- Aditya L1’s Mission and Solar Observation Goals
- India’s Advancements in Space Exploration
The PSLV rocket launched the sun-atmosphere-exploring spacecraft from Sriharikota on India’s eastern coast on Saturday.
India launched ‘Aditya L1’, its first sun-exploration mission, ten days after landing the first spacecraft on the moon’s south pole.
A polar satellite launch vehicle rocket launched the satellite from Sriharikota on India’s eastern coast at 11:50 a.m. local time.
The Indian Space Research Organisation (ISRO) announced that the launch of Aditya-L1 by PSLV-C57 was successful.

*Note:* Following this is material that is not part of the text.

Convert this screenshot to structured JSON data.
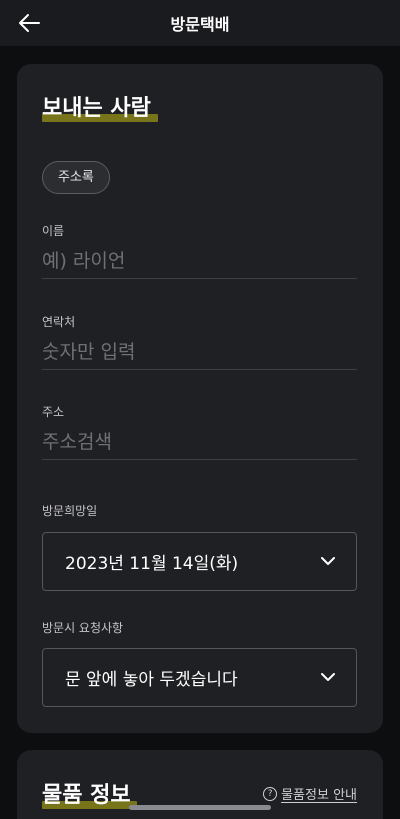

“The satellite was precisely placed into its designated orbit by the vehicle.
“The first solar observatory in India has begun its journey to the sun-Earth L1 point.”
Aditya L1 will travel approximately 1.5 million kilometers over the course of four months to enter a halo orbit around the Lagrange point (L1) of the sun-Earth system.
It will achieve orbital stability due to the balance of gravitational forces.
The Aditya-L1 mission is the first space-based observatory-class Indian solar mission to investigate the sun’s atmosphere, according to ISRO.
The spacecraft has seven instruments to study the sun’s photosphere, chromosphere, and corona.
The mission’s long-term data could contribute to a greater understanding of the sun’s influence on Earth’s climate patterns.
Aditya L1’s principal payload, the Visible Emission Line Coronagraph (VELC), transmits large volumes of spectral line data.
It will transmit 1,440 images per day, or one image of the sun every minute, to ground stations where it will be read, analyzed, processed, and disseminated to scientists worldwide.
Every solar storm that reaches Earth passes via L1.
A satellite in this halo orbit around L1 of the sun-Earth system may see the sun continuously.
This will also enhance the ability to observe solar activity and its impact on space weather in real-time.
Prime Minister Narendra Modi was feted and congratulated by world leaders at the BRICS summit in South Africa when India became the first nation to land a spacecraft on the moon’s southern hemisphere.
He stated, “The success of Chandrayaan-3 is not only a victory for India but for all of humanity.”
With a budget of approximately $74 million (£57.7 million), the Chandrayaan-3 moon mission was less expensive than even fake space ventures, such as Gravity and The Martian, which both cost more than $100 million (£78.7 million) to produce.
And with each successful launch, the nation becomes a prominent member of the global space exploration community.